What the exercise asks:
Exactly as given, reproduce the records in full.

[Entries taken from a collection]
········
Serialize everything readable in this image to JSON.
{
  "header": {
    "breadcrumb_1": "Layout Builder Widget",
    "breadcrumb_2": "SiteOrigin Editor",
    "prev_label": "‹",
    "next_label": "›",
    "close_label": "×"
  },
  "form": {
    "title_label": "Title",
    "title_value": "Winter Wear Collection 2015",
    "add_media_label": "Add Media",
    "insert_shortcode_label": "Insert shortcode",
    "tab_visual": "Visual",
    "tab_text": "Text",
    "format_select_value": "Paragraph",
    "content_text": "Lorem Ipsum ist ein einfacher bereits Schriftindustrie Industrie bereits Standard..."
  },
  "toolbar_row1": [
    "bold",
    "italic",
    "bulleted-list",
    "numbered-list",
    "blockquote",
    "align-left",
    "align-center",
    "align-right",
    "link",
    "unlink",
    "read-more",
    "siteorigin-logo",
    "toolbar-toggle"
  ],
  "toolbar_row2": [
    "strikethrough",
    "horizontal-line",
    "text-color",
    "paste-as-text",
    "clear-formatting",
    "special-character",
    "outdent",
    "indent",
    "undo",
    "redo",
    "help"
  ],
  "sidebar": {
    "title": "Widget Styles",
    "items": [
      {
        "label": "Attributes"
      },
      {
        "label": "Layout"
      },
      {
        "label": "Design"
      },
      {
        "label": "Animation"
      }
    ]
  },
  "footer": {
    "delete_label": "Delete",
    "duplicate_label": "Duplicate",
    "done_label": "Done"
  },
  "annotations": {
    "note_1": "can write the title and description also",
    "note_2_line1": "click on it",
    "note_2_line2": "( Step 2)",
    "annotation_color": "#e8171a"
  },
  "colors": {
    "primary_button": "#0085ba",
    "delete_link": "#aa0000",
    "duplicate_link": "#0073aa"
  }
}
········
Worked solution:
Serialize everything readable in this image to JSON.
{
  "header": {
    "breadcrumb_1": "Layout Builder Widget",
    "breadcrumb_2": "SiteOrigin Editor",
    "prev_label": "‹",
    "next_label": "›",
    "close_label": "×"
  },
  "form": {
    "title_label": "Title",
    "title_value": "Winter Wear Collection 2015",
    "add_media_label": "Add Media",
    "insert_shortcode_label": "Insert shortcode",
    "tab_visual": "Visual",
    "tab_text": "Text",
    "format_select_value": "Paragraph",
    "content_text": "Lorem Ipsum ist ein einfacher bereits Schriftindustrie Industrie bereits Standard..."
  },
  "toolbar_row1": [
    "bold",
    "italic",
    "bulleted-list",
    "numbered-list",
    "blockquote",
    "align-left",
    "align-center",
    "align-right",
    "link",
    "unlink",
    "read-more",
    "siteorigin-logo",
    "toolbar-toggle"
  ],
  "toolbar_row2": [
    "strikethrough",
    "horizontal-line",
    "text-color",
    "paste-as-text",
    "clear-formatting",
    "special-character",
    "outdent",
    "indent",
    "undo",
    "redo",
    "help"
  ],
  "sidebar": {
    "title": "Widget Styles",
    "items": [
      {
        "label": "Attributes"
      },
      {
        "label": "Layout"
      },
      {
        "label": "Design"
      },
      {
        "label": "Animation"
      }
    ]
  },
  "footer": {
    "delete_label": "Delete",
    "duplicate_label": "Duplicate",
    "done_label": "Done"
  },
  "annotations": {
    "note_1": "can write the title and description also",
    "note_2_line1": "click on it",
    "note_2_line2": "( Step 2)",
    "annotation_color": "#e8171a"
  },
  "colors": {
    "primary_button": "#0085ba",
    "delete_link": "#aa0000",
    "duplicate_link": "#0073aa"
  }
}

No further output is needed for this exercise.